Recency bias, which is the tendency to overweight recent experiences, is a pitfall that many investors face. This article in the latest issue of Financial Planning gives some good examples of the risks of extrapolating recent events, or short term returns in the market, and drawing conclusions from them. For example, when the stock market goes up significantly over short periods of time, like the bull market in the late 90s, recency bias among investors has them believing those above average returns will continue in the future and as a result they buy when stocks are expensive only to see large losses when the bull market ends. The same holds true for the downside — when the market declines significantly, investors often time sell at the very worst time as they overweight the recent losses in stocks.
According to the article, a good way to combat recency bias is to “cultivate an accurate understanding of the long-term performance of various asset classes”. By comparing recent returns to the long-term historical returns, investors develop a fact-based way to judge the recent performance of a particular asset class and compare it to its historical, long-term performance in an effort to determine if the performance may or may not continue. See the chart below for historical asset class returns going back to 1926.

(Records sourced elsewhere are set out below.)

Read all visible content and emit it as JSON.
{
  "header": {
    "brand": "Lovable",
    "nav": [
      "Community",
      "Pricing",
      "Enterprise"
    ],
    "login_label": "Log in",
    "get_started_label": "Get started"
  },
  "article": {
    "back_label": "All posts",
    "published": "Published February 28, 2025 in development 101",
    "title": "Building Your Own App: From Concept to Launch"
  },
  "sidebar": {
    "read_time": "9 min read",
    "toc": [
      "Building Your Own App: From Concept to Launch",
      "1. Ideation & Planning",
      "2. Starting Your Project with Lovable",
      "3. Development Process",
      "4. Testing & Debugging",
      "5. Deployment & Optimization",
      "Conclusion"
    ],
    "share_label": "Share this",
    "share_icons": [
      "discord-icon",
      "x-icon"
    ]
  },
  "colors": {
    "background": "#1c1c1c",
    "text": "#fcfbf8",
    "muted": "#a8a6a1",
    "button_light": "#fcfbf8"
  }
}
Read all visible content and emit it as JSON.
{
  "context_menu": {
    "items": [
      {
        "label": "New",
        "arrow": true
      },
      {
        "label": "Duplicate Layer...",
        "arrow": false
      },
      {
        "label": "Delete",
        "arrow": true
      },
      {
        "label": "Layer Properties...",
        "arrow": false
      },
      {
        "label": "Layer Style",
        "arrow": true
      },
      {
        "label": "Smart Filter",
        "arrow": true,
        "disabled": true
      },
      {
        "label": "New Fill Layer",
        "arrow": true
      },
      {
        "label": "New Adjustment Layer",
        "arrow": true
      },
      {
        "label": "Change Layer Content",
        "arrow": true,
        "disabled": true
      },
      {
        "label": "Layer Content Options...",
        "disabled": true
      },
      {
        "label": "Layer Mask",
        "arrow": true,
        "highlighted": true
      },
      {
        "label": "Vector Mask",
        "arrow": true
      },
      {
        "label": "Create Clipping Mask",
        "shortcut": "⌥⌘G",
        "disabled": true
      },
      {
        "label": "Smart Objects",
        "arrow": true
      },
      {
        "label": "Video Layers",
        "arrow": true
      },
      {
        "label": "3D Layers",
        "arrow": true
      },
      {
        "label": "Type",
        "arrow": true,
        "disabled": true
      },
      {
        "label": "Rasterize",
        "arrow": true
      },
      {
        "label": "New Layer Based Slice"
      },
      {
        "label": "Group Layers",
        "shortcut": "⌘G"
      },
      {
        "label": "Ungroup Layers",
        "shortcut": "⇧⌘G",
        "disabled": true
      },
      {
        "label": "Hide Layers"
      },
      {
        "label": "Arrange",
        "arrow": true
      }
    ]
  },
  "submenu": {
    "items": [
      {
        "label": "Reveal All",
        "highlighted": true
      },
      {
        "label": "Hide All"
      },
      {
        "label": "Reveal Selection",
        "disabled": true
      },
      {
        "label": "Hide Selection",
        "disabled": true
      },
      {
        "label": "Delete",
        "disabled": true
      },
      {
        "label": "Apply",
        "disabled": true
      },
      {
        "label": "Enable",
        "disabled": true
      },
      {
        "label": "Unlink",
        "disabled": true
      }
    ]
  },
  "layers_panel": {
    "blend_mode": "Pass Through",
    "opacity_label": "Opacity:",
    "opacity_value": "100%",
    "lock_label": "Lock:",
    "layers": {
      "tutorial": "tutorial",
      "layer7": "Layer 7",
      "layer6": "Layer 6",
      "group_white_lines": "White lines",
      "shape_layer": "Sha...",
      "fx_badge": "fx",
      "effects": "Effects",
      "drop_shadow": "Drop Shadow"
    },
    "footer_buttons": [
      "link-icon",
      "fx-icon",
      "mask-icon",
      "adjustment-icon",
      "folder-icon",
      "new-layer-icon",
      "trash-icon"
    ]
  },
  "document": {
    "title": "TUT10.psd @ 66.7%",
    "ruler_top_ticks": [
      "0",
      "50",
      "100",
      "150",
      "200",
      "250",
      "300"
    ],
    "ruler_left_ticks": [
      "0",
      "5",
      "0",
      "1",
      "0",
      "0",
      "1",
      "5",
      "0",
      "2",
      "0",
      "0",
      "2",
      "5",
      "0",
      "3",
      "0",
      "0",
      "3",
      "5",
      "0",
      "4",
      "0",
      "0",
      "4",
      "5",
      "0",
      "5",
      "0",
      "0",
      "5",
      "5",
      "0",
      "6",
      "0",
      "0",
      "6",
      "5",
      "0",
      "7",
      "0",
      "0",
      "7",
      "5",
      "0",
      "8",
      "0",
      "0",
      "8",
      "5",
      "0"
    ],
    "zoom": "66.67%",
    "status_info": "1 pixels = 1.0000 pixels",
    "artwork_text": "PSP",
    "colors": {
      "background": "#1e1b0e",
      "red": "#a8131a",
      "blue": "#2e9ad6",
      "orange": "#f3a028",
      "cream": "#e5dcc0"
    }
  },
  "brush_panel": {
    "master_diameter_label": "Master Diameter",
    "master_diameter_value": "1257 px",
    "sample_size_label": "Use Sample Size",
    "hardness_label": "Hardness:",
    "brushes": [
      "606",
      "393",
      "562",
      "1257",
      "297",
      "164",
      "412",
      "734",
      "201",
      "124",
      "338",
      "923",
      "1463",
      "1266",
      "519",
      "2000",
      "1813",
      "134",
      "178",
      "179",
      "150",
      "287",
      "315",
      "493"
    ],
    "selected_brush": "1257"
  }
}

The authors of the piece outline five steps that professional advisors can take with their clients to overcome recency bias. These five steps could also be implemented by individual investors themselves to help overcome the urge to change course based on short term results.